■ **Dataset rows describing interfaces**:
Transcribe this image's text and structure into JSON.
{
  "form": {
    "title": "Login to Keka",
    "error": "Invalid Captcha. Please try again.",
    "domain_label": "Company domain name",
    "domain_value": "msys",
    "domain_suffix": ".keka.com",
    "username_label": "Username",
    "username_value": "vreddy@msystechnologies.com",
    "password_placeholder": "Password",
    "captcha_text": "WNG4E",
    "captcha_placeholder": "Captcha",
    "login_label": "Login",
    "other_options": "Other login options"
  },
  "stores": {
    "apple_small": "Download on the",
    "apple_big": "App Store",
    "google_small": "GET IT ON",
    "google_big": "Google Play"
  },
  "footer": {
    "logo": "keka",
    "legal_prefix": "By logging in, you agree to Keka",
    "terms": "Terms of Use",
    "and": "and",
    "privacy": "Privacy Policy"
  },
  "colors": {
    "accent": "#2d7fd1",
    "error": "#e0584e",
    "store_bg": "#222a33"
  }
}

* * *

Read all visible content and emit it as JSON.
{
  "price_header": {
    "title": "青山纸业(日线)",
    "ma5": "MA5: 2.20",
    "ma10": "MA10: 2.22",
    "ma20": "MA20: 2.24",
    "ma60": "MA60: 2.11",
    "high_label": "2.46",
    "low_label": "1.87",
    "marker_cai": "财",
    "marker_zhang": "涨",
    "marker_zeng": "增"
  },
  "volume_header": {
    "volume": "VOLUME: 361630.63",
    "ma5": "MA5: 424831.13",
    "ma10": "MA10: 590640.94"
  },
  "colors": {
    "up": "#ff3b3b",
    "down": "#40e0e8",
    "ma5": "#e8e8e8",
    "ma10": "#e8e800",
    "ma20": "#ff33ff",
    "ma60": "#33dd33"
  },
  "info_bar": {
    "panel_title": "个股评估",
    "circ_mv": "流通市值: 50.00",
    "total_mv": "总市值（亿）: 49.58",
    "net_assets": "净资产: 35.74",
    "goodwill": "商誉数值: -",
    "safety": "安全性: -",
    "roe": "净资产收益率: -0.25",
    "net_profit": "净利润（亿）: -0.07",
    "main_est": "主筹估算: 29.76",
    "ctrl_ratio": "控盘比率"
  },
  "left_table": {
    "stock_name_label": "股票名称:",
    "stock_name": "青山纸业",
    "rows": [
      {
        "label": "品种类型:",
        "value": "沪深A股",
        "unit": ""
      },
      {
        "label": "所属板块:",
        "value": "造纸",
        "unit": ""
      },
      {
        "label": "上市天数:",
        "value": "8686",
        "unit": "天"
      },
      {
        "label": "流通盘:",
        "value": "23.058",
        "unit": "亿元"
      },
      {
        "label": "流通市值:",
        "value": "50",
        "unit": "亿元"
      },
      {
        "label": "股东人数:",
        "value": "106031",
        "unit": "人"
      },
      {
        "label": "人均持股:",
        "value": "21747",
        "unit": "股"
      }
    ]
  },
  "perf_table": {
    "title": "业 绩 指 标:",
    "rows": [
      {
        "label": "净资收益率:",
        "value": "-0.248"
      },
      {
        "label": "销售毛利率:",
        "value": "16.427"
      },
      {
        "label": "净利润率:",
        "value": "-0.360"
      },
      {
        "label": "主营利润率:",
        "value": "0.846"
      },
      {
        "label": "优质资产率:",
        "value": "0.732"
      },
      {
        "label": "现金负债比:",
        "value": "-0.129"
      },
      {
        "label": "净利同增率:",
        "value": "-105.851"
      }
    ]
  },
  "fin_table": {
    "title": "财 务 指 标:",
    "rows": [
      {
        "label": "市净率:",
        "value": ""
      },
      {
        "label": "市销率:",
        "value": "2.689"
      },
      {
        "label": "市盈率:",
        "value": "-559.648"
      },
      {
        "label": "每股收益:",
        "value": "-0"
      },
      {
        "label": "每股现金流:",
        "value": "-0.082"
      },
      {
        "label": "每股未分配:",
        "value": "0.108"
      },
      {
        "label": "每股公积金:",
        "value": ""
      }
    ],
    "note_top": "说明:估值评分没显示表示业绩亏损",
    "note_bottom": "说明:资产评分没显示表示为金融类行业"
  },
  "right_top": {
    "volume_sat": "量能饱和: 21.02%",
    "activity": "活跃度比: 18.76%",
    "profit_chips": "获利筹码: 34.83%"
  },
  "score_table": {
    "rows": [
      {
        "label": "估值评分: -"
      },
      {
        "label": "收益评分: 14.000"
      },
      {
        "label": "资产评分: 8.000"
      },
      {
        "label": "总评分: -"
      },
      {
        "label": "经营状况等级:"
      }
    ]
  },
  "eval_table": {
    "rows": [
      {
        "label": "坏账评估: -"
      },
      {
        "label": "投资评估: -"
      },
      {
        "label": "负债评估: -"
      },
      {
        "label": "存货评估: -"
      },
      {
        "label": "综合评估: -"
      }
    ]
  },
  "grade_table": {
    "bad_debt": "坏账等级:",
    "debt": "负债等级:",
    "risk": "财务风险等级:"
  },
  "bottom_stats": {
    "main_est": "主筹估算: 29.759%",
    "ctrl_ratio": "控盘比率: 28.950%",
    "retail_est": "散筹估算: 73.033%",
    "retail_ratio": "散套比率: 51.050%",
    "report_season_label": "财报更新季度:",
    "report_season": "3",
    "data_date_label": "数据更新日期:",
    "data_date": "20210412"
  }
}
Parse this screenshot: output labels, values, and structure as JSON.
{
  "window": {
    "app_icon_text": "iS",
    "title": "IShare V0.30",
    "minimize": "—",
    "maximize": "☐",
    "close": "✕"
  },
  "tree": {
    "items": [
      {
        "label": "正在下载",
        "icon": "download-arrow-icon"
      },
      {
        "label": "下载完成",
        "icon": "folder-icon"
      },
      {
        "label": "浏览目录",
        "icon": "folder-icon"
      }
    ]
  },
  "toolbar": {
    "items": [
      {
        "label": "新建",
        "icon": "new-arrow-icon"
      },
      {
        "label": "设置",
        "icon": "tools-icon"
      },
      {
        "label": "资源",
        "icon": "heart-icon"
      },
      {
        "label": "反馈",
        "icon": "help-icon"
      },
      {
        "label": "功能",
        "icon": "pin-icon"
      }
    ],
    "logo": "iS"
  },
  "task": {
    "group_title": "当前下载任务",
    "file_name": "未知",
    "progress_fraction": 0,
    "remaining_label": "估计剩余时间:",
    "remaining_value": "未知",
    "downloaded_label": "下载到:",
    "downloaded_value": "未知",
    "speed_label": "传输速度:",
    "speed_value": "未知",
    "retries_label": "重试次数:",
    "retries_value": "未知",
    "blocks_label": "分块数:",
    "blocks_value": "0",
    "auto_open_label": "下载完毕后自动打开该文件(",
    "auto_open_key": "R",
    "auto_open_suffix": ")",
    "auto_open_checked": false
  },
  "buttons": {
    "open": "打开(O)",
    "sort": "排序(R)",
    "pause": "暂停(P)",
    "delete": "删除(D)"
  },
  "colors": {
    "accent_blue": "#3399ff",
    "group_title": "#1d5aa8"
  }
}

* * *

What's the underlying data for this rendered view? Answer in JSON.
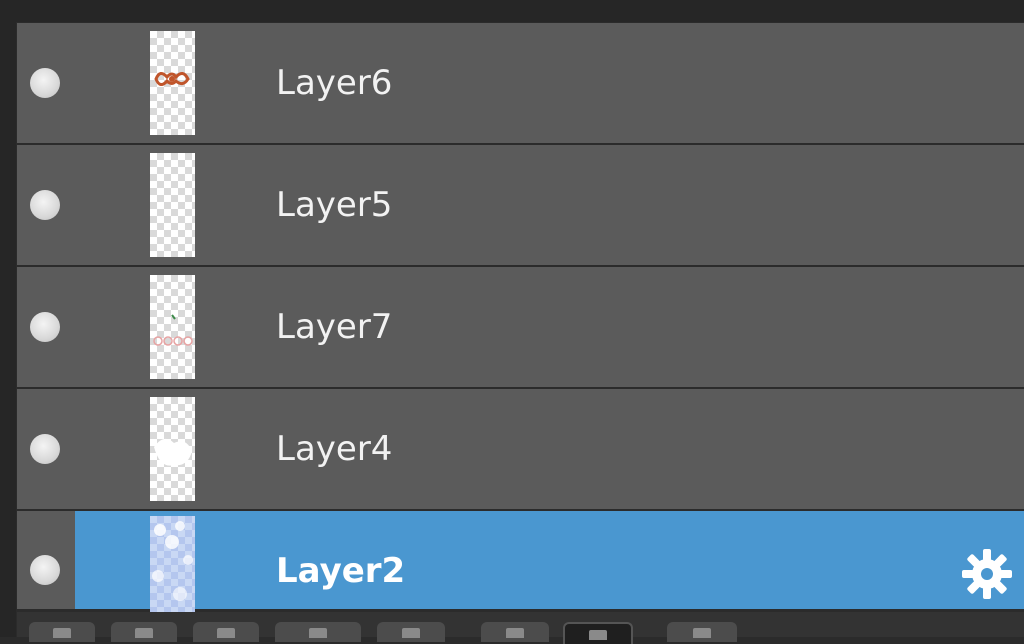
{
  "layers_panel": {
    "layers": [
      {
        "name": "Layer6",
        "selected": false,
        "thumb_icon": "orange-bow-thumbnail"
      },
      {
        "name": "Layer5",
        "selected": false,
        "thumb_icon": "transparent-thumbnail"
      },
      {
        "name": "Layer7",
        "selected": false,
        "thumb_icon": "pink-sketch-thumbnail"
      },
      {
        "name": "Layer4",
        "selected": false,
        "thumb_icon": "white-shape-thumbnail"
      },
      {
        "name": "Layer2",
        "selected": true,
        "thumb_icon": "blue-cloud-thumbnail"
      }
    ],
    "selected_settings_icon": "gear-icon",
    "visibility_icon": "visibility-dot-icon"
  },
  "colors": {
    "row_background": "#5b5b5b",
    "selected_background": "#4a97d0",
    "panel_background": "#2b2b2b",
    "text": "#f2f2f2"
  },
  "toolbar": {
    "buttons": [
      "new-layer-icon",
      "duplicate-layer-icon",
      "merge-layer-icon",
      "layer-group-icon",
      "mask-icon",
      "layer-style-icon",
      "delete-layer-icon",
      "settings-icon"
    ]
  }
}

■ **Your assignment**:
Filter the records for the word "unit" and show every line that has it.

■ **Written solution**:
        "unit": ""
        "unit": ""
        "unit": "天"
        "unit": "亿元"
        "unit": "亿元"
        "unit": "人"
        "unit": "股"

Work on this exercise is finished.